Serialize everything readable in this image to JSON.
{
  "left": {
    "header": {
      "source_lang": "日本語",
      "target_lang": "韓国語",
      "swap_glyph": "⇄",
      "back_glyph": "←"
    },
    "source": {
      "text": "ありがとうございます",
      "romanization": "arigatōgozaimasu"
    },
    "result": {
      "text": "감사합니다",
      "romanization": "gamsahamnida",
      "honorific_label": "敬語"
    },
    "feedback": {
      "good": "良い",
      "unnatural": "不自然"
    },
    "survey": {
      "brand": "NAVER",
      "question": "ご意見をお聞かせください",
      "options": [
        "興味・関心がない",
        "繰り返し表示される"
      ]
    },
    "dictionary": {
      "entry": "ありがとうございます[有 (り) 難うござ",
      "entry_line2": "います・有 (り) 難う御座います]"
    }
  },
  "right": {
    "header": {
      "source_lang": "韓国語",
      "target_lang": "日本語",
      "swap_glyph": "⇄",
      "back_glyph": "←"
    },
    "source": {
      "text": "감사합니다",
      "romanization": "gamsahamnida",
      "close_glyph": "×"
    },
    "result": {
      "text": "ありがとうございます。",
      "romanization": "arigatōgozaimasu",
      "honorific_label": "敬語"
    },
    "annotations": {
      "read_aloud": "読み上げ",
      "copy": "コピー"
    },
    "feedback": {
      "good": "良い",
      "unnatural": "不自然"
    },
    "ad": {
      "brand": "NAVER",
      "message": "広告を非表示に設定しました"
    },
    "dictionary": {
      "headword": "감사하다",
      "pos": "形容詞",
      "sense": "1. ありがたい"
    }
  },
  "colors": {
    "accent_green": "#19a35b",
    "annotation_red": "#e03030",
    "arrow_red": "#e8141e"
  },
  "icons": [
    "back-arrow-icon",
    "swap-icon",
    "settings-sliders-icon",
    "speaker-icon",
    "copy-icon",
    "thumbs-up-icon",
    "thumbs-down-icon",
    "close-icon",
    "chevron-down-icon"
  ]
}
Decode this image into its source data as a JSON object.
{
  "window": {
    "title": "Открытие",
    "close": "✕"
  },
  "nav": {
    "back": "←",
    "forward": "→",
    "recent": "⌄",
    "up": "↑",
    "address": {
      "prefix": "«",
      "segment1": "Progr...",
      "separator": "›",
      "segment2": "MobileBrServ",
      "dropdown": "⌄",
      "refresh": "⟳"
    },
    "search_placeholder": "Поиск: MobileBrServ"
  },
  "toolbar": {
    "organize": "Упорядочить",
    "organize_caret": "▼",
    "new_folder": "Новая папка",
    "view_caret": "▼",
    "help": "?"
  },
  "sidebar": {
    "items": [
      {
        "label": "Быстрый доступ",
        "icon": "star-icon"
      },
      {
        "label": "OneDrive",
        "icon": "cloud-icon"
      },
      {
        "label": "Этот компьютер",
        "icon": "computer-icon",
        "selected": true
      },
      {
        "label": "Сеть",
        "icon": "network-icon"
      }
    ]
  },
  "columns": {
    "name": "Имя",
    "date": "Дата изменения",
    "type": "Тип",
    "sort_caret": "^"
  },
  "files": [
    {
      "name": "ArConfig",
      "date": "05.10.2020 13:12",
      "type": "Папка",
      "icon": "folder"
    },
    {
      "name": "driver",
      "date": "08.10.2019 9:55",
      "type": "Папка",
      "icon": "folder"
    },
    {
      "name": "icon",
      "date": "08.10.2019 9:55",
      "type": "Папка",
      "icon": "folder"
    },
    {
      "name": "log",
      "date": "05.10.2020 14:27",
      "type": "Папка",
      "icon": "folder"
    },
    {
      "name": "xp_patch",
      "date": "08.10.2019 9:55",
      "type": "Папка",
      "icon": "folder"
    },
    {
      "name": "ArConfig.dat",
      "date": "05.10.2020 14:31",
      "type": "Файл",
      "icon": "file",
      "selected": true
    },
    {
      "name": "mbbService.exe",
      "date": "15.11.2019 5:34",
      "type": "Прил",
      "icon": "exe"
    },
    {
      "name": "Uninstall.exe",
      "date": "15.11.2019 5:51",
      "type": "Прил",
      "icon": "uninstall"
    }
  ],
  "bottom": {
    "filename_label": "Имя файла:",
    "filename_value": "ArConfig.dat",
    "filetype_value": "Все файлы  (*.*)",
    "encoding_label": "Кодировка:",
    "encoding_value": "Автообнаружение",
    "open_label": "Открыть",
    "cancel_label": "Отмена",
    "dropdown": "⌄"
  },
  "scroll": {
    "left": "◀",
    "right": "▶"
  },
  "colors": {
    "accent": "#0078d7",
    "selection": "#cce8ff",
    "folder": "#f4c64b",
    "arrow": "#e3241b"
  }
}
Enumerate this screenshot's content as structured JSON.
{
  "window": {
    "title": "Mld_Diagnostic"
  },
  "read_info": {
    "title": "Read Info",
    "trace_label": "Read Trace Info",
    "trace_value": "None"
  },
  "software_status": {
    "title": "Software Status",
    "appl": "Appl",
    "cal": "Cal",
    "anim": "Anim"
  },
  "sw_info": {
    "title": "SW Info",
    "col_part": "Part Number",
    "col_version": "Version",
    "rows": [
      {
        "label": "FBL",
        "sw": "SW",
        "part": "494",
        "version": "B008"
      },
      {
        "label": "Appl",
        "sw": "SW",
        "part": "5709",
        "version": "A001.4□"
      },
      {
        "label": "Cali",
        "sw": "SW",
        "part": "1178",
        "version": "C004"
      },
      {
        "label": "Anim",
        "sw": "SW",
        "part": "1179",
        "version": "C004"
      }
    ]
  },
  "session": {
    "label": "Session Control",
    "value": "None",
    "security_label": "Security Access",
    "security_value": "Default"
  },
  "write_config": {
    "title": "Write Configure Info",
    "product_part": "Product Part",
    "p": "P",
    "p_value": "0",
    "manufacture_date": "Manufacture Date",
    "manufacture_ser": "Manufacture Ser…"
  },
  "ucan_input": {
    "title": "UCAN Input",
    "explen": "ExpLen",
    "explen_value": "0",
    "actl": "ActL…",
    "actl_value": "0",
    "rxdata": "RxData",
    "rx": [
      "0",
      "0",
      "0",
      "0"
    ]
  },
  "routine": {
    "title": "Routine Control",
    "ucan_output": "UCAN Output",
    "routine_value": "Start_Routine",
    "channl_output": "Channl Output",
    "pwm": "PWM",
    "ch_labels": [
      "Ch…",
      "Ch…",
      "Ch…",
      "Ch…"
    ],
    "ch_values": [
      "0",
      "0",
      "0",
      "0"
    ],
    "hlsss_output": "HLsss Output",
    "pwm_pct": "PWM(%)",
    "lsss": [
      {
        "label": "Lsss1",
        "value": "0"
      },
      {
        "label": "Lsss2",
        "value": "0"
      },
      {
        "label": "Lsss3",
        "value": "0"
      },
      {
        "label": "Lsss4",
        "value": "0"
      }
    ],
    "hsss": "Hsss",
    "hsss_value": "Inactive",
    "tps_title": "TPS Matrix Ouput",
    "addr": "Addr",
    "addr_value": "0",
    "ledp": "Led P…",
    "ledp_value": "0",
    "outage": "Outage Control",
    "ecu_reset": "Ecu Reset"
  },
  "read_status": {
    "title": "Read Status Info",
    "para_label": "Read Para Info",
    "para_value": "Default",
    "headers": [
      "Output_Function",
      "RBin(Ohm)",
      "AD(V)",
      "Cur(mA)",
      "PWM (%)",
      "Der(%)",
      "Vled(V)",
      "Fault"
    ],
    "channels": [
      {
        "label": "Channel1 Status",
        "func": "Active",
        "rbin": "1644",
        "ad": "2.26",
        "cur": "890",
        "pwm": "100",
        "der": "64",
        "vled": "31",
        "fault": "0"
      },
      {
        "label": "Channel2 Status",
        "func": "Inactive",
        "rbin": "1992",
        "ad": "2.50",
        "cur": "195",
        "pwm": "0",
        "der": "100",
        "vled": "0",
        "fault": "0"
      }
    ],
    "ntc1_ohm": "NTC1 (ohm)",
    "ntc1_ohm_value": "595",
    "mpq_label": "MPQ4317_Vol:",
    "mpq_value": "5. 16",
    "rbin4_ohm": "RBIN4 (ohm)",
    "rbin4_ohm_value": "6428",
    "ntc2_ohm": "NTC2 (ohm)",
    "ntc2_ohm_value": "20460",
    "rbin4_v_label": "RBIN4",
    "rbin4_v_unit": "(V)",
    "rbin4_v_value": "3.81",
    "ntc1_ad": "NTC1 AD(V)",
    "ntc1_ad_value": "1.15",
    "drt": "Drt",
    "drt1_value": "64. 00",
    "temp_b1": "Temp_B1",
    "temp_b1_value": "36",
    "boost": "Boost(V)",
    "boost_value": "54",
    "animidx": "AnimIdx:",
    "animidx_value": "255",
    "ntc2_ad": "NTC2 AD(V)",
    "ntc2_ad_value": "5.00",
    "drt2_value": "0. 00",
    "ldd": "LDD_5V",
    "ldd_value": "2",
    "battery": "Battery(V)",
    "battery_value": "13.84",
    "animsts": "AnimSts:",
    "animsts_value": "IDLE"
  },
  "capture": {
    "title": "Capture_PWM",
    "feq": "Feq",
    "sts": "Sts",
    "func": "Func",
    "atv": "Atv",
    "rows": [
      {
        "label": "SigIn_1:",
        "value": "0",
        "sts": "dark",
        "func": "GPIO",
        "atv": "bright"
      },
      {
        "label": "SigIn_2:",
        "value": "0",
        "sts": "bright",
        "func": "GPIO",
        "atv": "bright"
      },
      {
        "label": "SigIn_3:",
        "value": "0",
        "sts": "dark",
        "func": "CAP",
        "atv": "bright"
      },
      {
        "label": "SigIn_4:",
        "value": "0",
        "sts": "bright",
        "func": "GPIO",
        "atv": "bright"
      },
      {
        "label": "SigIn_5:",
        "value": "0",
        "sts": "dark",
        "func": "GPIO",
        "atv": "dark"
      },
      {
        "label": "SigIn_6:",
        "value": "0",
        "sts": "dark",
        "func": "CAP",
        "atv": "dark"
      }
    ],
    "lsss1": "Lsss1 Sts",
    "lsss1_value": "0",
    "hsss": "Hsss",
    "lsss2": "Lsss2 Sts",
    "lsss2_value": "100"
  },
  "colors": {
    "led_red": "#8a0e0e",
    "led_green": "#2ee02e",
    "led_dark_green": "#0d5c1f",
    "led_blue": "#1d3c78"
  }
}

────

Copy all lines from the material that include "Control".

    "label": "Session Control",
    "title": "Routine Control",
    "outage": "Outage Control",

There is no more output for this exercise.